Robert Mezey, award-winning poet, professor and translator, died April 25 from pneumonia at a nursing home in Bowie, Md. He was at 85.
Mezey, described as having a “mercurial” and rebellious personality, at 16 entered Kenyon College to study with poet John Crowe. He dropped out of school after two years and joined the army, but he was discharged early. He then attended the University of Iowa, where he obtained his B.A. In 1960, Mezey published his debut poetry book, The Love Maker, and later received a fellowship at Stanford.
In 1967, Mezey was a professor at Fresno State. In November of that year, he participated in a panel discussion about marijuana where he stated that it was “perfectly harmless” to use it. Mezey admitted using the drug on and off for over a decade and criticized the drug laws in place as “insane, probably unconstitutional.”

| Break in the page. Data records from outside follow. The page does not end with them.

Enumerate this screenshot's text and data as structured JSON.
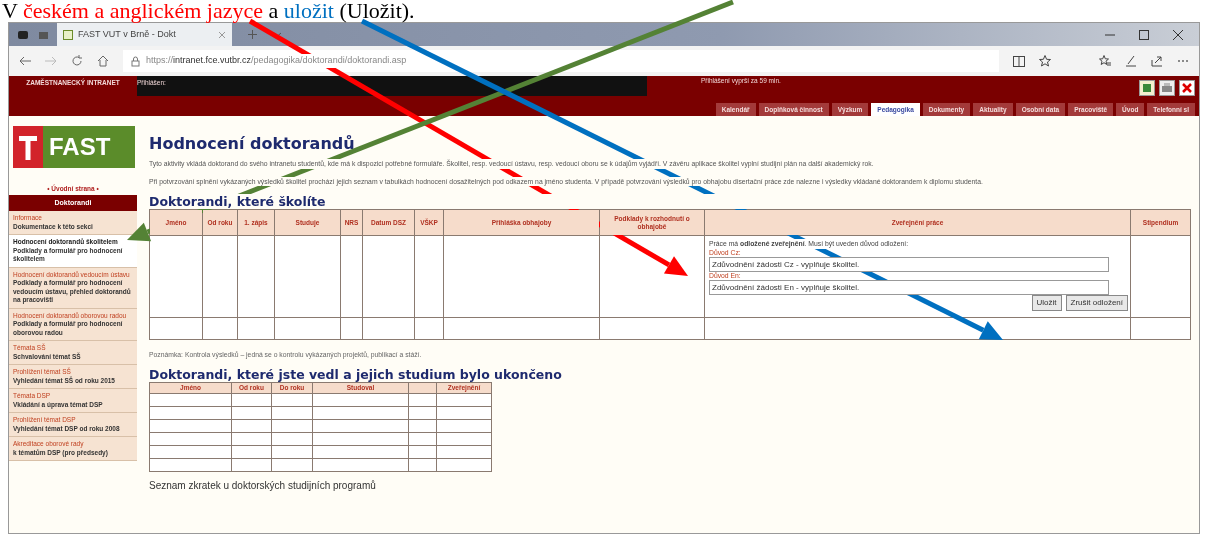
{
  "caption": {
    "parts": [
      {
        "text": "V ",
        "color": "#000000"
      },
      {
        "text": "českém a anglickém jazyce",
        "color": "#ff0000"
      },
      {
        "text": " a ",
        "color": "#000000"
      },
      {
        "text": "uložit",
        "color": "#0070c0"
      },
      {
        "text": " (Uložit).",
        "color": "#000000"
      }
    ]
  },
  "browser": {
    "tab_title": "FAST VUT v Brně - Dokt",
    "url_prefix": "https://",
    "url_host": "intranet.fce.vutbr.cz",
    "url_path": "/pedagogika/doktorandi/doktorandi.asp"
  },
  "header": {
    "brand": "ZAMĚSTNANECKÝ INTRANET",
    "login_label": "Přihlášen:",
    "session": "Přihlášení vyprší za 59 min.",
    "tabs": [
      {
        "label": "Kalendář",
        "selected": false
      },
      {
        "label": "Doplňková činnost",
        "selected": false
      },
      {
        "label": "Výzkum",
        "selected": false
      },
      {
        "label": "Pedagogika",
        "selected": true
      },
      {
        "label": "Dokumenty",
        "selected": false
      },
      {
        "label": "Aktuality",
        "selected": false
      },
      {
        "label": "Osobní data",
        "selected": false
      },
      {
        "label": "Pracoviště",
        "selected": false
      },
      {
        "label": "Úvod",
        "selected": false
      },
      {
        "label": "Telefonní sl",
        "selected": false
      }
    ]
  },
  "sidebar": {
    "logo": "FAST",
    "home_link": "• Úvodní strana •",
    "section": "Doktorandi",
    "items": [
      {
        "title": "Informace",
        "description": "Dokumentace k této sekci",
        "selected": false
      },
      {
        "title": "Hodnocení doktorandů školitelem",
        "description": "Podklady a formulář pro hodnocení školitelem",
        "selected": true
      },
      {
        "title": "Hodnocení doktorandů vedoucím ústavu",
        "description": "Podklady a formulář pro hodnocení vedoucím ústavu, přehled doktorandů na pracovišti",
        "selected": false
      },
      {
        "title": "Hodnocení doktorandů oborovou radou",
        "description": "Podklady a formulář pro hodnocení oborovou radou",
        "selected": false
      },
      {
        "title": "Témata SŠ",
        "description": "Schvalování témat SŠ",
        "selected": false
      },
      {
        "title": "Prohlížení témat SŠ",
        "description": "Vyhledání témat SŠ od roku 2015",
        "selected": false
      },
      {
        "title": "Témata DSP",
        "description": "Vkládání a úprava témat DSP",
        "selected": false
      },
      {
        "title": "Prohlížení témat DSP",
        "description": "Vyhledání témat DSP od roku 2008",
        "selected": false
      },
      {
        "title": "Akreditace oborové rady",
        "description": "k tématům DSP (pro předsedy)",
        "selected": false
      }
    ]
  },
  "main": {
    "title": "Hodnocení doktorandů",
    "paragraphs": [
      "Tyto aktivity vkládá doktorand do svého intranetu studentů, kde má k dispozici potřebné formuláře. Školitel, resp. vedoucí ústavu, resp. vedoucí oboru se k údajům vyjádří. V závěru aplikace školitel vyplní studijní plán na další akademický rok.",
      "Při potvrzování splnění vykázaných výsledků školitel prochází jejich seznam v tabulkách hodnocení dosažitelných pod odkazem na jméno studenta. V případě potvrzování výsledků pro obhajobu disertační práce zde nalezne i výsledky vkládané doktorandem k diplomu studenta."
    ],
    "table1": {
      "heading": "Doktorandi, které školíte",
      "columns": [
        "Jméno",
        "Od roku",
        "1. zápis",
        "Studuje",
        "NRS",
        "Datum DSZ",
        "VŠKP",
        "Přihláška obhajoby",
        "Podklady k rozhodnutí o obhajobě",
        "Zveřejnění práce",
        "Stipendium"
      ],
      "publication_form": {
        "notice": "Práce má **odložené zveřejnění**. Musí být uveden důvod odložení:",
        "fields": [
          {
            "label": "Důvod Cz:",
            "value": "Zdůvodnění žádosti Cz - vyplňuje školitel."
          },
          {
            "label": "Důvod En:",
            "value": "Zdůvodnění žádosti En - vyplňuje školitel."
          }
        ],
        "buttons": [
          "Uložit",
          "Zrušit odložení"
        ]
      }
    },
    "note": "Poznámka: Kontrola výsledků – jedná se o kontrolu vykázaných projektů, publikací a stáží.",
    "table2": {
      "heading": "Doktorandi, které jste vedl a jejich studium bylo ukončeno",
      "columns": [
        "Jméno",
        "Od roku",
        "Do roku",
        "Studoval",
        "",
        "Zveřejnění"
      ]
    },
    "footer_link": "Seznam zkratek u doktorských studijních programů"
  },
  "arrows": [
    {
      "color": "#ff0000"
    },
    {
      "color": "#548235"
    },
    {
      "color": "#0070c0"
    }
  ]
}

He was fired. This sparked a debate about free speech and faculty rights.
Professors started to get organized to defend their rights and to organize a fund-raiser to help Mezel. The Fresno Free College Foundation (FFCF) was born.
“The Fresno Free College Foundation was created in the spring of 1968 by a group of professors at the California State University, Fresno, to raise legal funds to defend the academic freedom of their colleague, the poet Robert Mezey, who was fired from his teaching position because of his exercise of his right to free speech. In its formation, the Foundation also adopted broader purposes to include the encouragement and promotion of intellectual and cultural growth in institutions of higher education and in the wider community.” (https://www.fresnofreecollegefoundation.org/history.html)

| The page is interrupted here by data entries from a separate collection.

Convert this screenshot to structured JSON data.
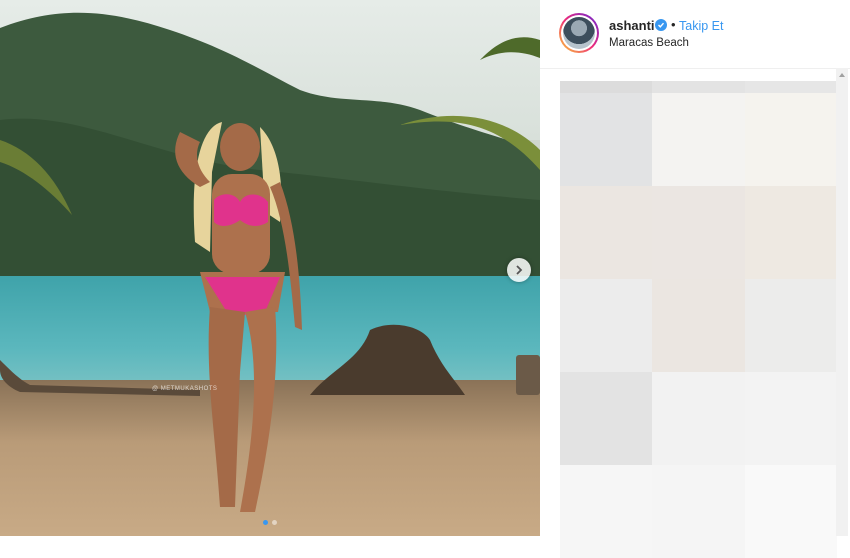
{
  "post": {
    "watermark_text": "@ METMUKASHOTS",
    "carousel": {
      "dot_count": 2,
      "active_index": 0
    }
  },
  "header": {
    "username": "ashanti",
    "separator": "•",
    "follow_label": "Takip Et",
    "location": "Maracas Beach"
  },
  "colors": {
    "accent": "#3897f0",
    "bikini": "#e0338c",
    "sea": "#4aa9b0",
    "sand": "#bfa07a"
  },
  "icons": {
    "next": "chevron-right-icon",
    "verified": "verified-badge-icon",
    "scroll_up": "triangle-up-icon"
  },
  "comments_area": {
    "state": "pixelated",
    "tile_colors": [
      "#e7e7e7",
      "#ececec",
      "#efefef",
      "#e2e3e4",
      "#f4f3f1",
      "#f5f3ee",
      "#ebe6e1",
      "#ebe6e2",
      "#eee9e2",
      "#ececec",
      "#ebe6e1",
      "#ececeb",
      "#e3e3e3",
      "#f2f2f2",
      "#f3f3f3",
      "#f6f6f6",
      "#f5f5f5",
      "#f9f9f9"
    ]
  }
}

The FFCF got involved in other activities and later established the KFCF 88.1 FM radio station in Fresno (www.kfcf.org).
Mezey continued his itinerant life, finding teaching jobs in many colleges and publishing his rebellious poetry. In 1976, Pomona College offered him a position as professor. He stayed there until his retirement in 2000.

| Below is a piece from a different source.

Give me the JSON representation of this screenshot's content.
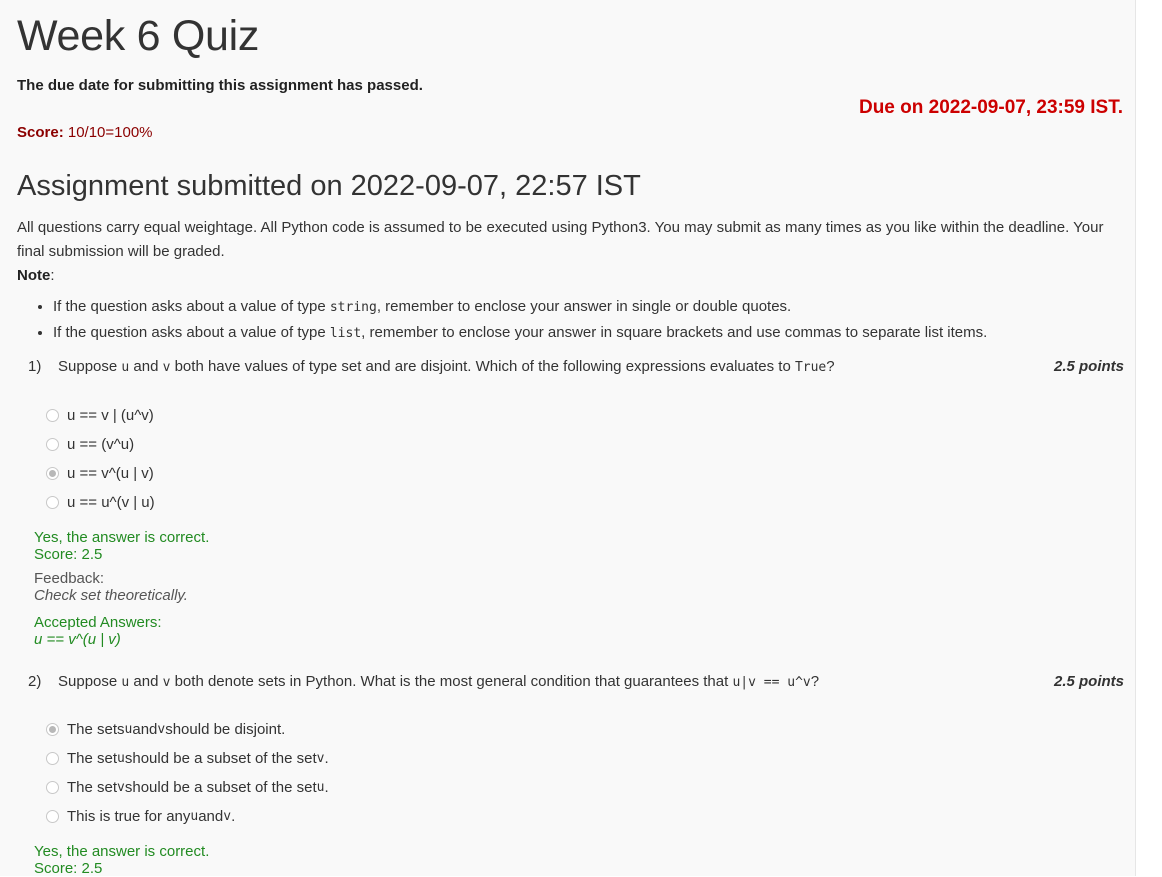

A good Spanish-speaking person, Mezel and his colleague Dick Barnes embarked on a long journey of translating Argentinian writer Jorge Luis Borges. After years of dedicated work, they couldn’t get the English-language rights. It is believed that this translation and others still circulate among friends.
If true, Mezel couldn’t feel happier.